The kingdom parables continue in Matthew 13 with the parable of the hidden treasure. It reads:
Again, the kingdom of heaven is like a treasure hidden in a field, which a man found and hid, and for joy over it he goes and sells all that he has and buys that field. (Matthew 13:44)
This is perhaps one of the shortest parables given by the Lord. Do not judge the importance of a parable by its length. The Lord’s words here are powerful; the proper application in our lives will result in us having complete devotion to the kingdom of God.
There are many treasure seekers in the world. Some go to thrift stores or garage sales searching for that special prize. Some walk along beaches with metal detectors looking for gems that have washed ashore. Others go to even greater lengths, exploring the bottom of lakes or even the ocean looking for shipwrecks with lost riches.
All of the riches just listed are physical in nature, and as with all things of this world, will eventually come to naught. Some treasures were lost—they will get lost again. Even if it doesn’t happen in this generation with the current owner, it is likely that somewhere down the road it, whatever it is, will get misplaced, broken, or sold in a yard sale. Earthly treasures are not lasting.
It is rare that someone who is not seeking will find a treasure. The one who is not interested at all in treasures will be certain not to find any. The man in the parable was looking for treasure. Whether it was something specific or just a hunt for things of value, it is not revealed. Sometimes we might be looking, but don’t really know what we are looking for. Some folks are this way when it comes to the kingdom of God.
That is, of course the treasure Jesus spoke of in the parable. There is nothing that compares to the kingdom of God so far as value. When it is found, the seeker should, like this man, be willing to give up all for it. In the parable, it was a purchase requiring the sale of all the man owned. The purchase price was high—the value of the kingdom is higher!
Despite the great sacrifice necessary to buy the field and the treasure within it, there is no regret. In fact, the text tells us that it was a joy for the man to do so. When one understands the value of the kingdom of God, there will be no price too high.
The Bible reveals that the cost is high. The Lord said:
If anyone desires to come after Me, let him deny himself, and take up his cross, and follow Me. For whoever desires to save his life will lose it, but whoever loses his life for My sake will find it. For what profit is it to a man if he gains the whole world, and loses his own soul? Or what will a man give in exchange for his soul? (Matthew 16:24-26)
Elsewhere Jesus indicated that it is necessary for us to count Him more valuable than anyone else, even more important than our own life (Luke 14:26). We need to come to the Lord with the mind that we will not allow anything or anyone to be more important than He is. Consider—who else can be a Saviour? Peter tells us that there is no other name by which we can be saved (Acts 4:12).
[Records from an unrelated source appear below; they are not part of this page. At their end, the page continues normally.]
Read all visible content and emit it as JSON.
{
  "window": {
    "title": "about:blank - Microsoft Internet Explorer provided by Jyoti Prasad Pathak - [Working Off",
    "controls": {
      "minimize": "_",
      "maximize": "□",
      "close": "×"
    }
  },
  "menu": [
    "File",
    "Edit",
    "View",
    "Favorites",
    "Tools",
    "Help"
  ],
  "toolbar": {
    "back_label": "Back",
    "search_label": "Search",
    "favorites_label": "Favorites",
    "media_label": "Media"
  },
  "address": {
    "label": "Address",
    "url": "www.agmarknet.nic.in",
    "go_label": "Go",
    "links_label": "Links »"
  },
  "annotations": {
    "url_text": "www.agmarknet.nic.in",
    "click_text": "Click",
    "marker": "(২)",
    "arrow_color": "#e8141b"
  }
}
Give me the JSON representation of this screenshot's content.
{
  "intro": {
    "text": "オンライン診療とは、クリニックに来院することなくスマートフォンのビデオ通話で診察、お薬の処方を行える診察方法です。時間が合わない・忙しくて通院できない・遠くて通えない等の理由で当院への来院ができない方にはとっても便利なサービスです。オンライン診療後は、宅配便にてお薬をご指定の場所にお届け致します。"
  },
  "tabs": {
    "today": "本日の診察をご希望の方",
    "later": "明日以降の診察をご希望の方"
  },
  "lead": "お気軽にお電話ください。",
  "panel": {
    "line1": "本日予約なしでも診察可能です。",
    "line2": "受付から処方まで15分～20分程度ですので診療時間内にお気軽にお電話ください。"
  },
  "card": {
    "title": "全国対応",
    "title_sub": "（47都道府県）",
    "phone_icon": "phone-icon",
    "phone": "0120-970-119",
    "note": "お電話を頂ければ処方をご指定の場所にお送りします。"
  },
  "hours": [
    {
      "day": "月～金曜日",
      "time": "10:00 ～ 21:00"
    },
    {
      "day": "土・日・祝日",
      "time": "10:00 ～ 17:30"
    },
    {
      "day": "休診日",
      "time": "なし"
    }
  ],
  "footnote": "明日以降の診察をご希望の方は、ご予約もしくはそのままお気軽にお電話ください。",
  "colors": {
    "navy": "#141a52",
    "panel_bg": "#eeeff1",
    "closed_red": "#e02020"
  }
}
Writing to the Corinthians, Paul acknowledged we are not the only ones who are paying a price. He said that we have been bought at a price, and thus we are no longer our own (1 Corinthians 6:19-20). Jesus paid the price to save us; His blood was shed to redeem us from sin (Acts 20:28). He paid more of a price to redeem us than we will ever pay to come to Him. And He did so with joy! The Hebrew letter says:
…looking unto Jesus, the author and finisher of our faith, who for the joy that was set before Him endured the cross, despising the shame, and has sat down at the right hand of the throne of God (Hebrews 12:2)
Is the kingdom of God a treasure to you? Have you given up all that you might obtain it? Do you know the joy of being a Christian, and having the hope of heaven?